In sum, for Gramscian thinkers divided consciousness is a demonstrable phenomenon that powers (and is powered by) hegemony and the acceptance of ruling class norms and beliefs. While likely not the only cause of passivity to subjugation, it offers historians an explanation as to why individuals do not act in their own best interests that can be explored, given causal weight, falsified, or verified (to degrees) in various contexts. Indeed, Gramsci’s theory is powerful in that it has much utility for historians whether true or misguided.
 T.J. Jackson Lears, “The Concept of Cultural Hegemony: Problems and Possibilities,” The American Historical Review 90, no. 3 (June 1985): 577.
 Ibid, 577-578.
 Ibid, 578.
 Ibid, 569.
 Robert Gray, “Bourgeois Hegemony in Victorian Britain,” in Tony Bennet, ed., Culture, Ideology and Social Process: A Reader (London: Batsford Academic and Educational, 1981), 240.
 Ibid, 244.
 Ibid, 246.
 Ibid, 245.
 David Arnold, “Gramsci and the Peasant Subalternity in India,” The Journal of Peasant Studies 11, no. 4 (1984):158.
 Ibid, 157.
 Ibid, 157.
 Ibid, 159.
 Lears, “Hegemony,” 576-577.
 Arnold, “India,” 172.

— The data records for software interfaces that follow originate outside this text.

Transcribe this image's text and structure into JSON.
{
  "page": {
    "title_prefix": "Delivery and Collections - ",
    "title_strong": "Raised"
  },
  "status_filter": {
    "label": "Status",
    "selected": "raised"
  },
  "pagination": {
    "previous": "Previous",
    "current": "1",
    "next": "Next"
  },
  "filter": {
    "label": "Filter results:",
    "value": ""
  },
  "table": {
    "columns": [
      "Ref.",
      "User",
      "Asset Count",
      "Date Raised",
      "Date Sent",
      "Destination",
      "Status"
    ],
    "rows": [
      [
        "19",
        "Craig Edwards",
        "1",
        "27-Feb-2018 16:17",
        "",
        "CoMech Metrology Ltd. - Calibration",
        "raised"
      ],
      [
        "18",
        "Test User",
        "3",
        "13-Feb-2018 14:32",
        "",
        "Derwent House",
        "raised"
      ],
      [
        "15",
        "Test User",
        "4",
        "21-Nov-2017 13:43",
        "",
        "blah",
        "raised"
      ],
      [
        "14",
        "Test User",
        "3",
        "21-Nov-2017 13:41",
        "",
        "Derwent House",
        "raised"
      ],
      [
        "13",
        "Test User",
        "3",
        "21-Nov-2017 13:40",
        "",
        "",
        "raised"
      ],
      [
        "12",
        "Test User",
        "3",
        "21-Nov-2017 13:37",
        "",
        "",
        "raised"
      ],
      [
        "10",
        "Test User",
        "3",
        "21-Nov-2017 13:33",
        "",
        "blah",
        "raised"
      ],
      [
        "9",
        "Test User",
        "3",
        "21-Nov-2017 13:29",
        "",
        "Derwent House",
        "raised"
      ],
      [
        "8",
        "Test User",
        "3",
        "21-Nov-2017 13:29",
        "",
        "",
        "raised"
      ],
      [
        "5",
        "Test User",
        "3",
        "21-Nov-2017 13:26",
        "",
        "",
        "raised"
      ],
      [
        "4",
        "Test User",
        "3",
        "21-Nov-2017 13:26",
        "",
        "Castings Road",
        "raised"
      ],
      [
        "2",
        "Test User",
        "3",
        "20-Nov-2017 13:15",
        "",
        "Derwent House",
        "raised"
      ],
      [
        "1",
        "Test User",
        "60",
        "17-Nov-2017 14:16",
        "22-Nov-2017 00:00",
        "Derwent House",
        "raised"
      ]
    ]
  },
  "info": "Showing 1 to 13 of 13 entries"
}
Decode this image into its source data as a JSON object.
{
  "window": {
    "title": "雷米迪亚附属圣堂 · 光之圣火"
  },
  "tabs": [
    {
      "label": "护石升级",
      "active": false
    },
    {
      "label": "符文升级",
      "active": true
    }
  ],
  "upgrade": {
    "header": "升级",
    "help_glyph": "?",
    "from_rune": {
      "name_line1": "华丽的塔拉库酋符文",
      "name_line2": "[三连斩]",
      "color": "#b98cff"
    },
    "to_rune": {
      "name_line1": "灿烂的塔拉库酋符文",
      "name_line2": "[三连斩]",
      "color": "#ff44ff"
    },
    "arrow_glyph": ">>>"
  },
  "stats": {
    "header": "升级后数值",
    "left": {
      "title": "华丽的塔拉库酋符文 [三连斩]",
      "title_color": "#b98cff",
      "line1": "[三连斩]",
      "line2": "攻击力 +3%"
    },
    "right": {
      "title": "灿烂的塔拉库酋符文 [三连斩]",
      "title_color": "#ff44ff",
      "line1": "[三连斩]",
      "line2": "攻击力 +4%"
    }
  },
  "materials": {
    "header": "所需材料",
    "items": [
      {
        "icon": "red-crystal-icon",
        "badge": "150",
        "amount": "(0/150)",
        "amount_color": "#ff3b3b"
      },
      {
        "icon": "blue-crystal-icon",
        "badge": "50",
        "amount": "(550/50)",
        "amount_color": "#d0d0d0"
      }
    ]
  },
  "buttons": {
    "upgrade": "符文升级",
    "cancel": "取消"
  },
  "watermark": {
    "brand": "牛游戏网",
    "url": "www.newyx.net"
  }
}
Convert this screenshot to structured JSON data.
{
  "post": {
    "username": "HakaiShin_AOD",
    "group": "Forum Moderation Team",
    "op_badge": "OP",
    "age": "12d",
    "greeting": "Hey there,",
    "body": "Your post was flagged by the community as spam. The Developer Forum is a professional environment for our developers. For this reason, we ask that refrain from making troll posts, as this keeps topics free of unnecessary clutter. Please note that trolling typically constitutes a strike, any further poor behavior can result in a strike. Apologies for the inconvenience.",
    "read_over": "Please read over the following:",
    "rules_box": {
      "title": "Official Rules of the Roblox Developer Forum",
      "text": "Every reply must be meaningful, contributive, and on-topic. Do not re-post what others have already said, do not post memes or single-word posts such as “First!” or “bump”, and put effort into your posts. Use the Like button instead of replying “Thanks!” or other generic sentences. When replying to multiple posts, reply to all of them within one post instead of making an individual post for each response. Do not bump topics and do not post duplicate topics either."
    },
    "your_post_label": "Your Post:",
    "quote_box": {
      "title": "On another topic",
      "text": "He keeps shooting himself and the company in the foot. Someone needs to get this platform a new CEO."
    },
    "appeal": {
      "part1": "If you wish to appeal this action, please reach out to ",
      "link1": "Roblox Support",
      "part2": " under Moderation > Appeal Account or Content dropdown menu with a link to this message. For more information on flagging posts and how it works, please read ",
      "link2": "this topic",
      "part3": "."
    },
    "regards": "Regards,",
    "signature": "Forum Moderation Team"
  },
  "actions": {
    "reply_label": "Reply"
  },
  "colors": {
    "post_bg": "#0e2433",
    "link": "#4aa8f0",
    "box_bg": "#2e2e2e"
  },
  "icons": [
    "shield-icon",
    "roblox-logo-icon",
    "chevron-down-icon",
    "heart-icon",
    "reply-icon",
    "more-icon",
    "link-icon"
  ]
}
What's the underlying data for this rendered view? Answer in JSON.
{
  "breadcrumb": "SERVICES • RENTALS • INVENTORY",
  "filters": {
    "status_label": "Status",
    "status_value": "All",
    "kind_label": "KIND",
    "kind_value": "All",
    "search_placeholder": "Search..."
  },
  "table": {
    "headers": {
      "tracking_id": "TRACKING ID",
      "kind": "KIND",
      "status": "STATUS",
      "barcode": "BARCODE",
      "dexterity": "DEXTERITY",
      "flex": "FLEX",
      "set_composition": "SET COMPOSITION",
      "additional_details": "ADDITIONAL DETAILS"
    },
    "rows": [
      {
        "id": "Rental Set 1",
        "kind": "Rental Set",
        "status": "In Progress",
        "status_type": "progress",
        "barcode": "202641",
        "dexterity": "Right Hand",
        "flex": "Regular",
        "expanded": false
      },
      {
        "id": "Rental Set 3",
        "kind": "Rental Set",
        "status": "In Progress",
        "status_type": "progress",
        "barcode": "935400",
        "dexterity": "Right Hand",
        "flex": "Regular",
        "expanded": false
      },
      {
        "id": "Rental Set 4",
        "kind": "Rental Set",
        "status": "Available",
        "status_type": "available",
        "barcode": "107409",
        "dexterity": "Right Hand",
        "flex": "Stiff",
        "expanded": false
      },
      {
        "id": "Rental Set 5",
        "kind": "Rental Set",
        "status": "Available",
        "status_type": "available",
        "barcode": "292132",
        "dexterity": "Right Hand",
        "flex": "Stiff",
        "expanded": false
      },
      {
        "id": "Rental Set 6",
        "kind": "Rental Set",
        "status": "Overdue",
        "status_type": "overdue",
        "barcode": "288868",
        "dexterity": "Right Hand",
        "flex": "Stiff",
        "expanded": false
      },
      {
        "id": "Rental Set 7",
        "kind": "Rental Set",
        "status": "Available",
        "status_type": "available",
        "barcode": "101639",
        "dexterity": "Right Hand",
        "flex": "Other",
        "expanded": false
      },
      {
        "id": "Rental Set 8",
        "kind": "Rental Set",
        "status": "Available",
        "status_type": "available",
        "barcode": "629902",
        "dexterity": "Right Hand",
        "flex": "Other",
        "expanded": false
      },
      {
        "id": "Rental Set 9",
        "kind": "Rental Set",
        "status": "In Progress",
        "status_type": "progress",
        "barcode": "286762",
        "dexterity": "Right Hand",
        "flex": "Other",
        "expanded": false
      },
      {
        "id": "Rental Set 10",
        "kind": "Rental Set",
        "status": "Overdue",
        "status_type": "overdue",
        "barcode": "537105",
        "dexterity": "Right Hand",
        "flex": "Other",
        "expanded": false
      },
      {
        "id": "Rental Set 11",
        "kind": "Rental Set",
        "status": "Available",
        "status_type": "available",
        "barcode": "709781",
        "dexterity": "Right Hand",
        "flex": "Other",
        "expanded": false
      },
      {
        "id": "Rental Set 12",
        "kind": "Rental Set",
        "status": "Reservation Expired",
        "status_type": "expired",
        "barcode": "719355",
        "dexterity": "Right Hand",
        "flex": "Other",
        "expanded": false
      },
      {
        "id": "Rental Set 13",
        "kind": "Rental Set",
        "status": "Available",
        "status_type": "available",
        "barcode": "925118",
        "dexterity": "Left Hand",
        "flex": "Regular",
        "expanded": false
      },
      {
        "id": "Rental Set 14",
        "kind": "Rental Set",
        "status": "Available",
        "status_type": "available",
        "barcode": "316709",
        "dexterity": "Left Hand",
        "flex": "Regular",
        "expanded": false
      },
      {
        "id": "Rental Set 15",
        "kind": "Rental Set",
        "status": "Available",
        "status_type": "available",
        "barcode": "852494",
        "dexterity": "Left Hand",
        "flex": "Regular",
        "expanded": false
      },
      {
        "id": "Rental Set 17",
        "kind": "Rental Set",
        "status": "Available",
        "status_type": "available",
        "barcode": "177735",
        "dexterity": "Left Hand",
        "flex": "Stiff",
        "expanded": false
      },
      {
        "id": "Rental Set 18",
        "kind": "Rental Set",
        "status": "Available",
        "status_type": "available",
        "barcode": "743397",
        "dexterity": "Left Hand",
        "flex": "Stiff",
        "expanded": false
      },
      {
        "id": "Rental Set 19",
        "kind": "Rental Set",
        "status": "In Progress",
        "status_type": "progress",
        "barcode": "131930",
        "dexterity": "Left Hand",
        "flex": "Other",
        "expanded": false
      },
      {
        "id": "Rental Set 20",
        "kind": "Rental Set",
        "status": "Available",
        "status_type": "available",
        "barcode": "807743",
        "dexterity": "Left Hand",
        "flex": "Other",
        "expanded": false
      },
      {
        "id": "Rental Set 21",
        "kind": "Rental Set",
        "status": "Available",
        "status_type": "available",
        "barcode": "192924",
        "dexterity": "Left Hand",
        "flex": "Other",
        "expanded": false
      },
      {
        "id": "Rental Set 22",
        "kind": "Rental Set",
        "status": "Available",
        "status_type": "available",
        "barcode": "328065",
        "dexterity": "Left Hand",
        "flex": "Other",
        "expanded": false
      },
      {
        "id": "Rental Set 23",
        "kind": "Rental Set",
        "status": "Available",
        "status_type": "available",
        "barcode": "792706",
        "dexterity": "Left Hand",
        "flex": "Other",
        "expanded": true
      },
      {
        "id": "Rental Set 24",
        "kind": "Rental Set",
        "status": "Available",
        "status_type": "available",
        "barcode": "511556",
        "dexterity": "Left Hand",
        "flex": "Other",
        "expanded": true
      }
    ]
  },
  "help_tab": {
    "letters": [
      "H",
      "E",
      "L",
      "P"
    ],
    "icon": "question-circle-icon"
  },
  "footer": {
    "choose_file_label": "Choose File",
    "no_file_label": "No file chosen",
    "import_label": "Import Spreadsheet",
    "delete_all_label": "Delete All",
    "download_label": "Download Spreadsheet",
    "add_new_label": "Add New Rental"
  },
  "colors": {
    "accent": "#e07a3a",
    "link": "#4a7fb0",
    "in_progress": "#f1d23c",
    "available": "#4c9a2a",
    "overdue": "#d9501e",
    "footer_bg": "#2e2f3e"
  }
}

 Lears, “Hegemony,” 574.
 Gray, “Britain,” 246.
 Ibid, 245-246.
 Ibid, 276.
 Lears, “Hegemony,” 586.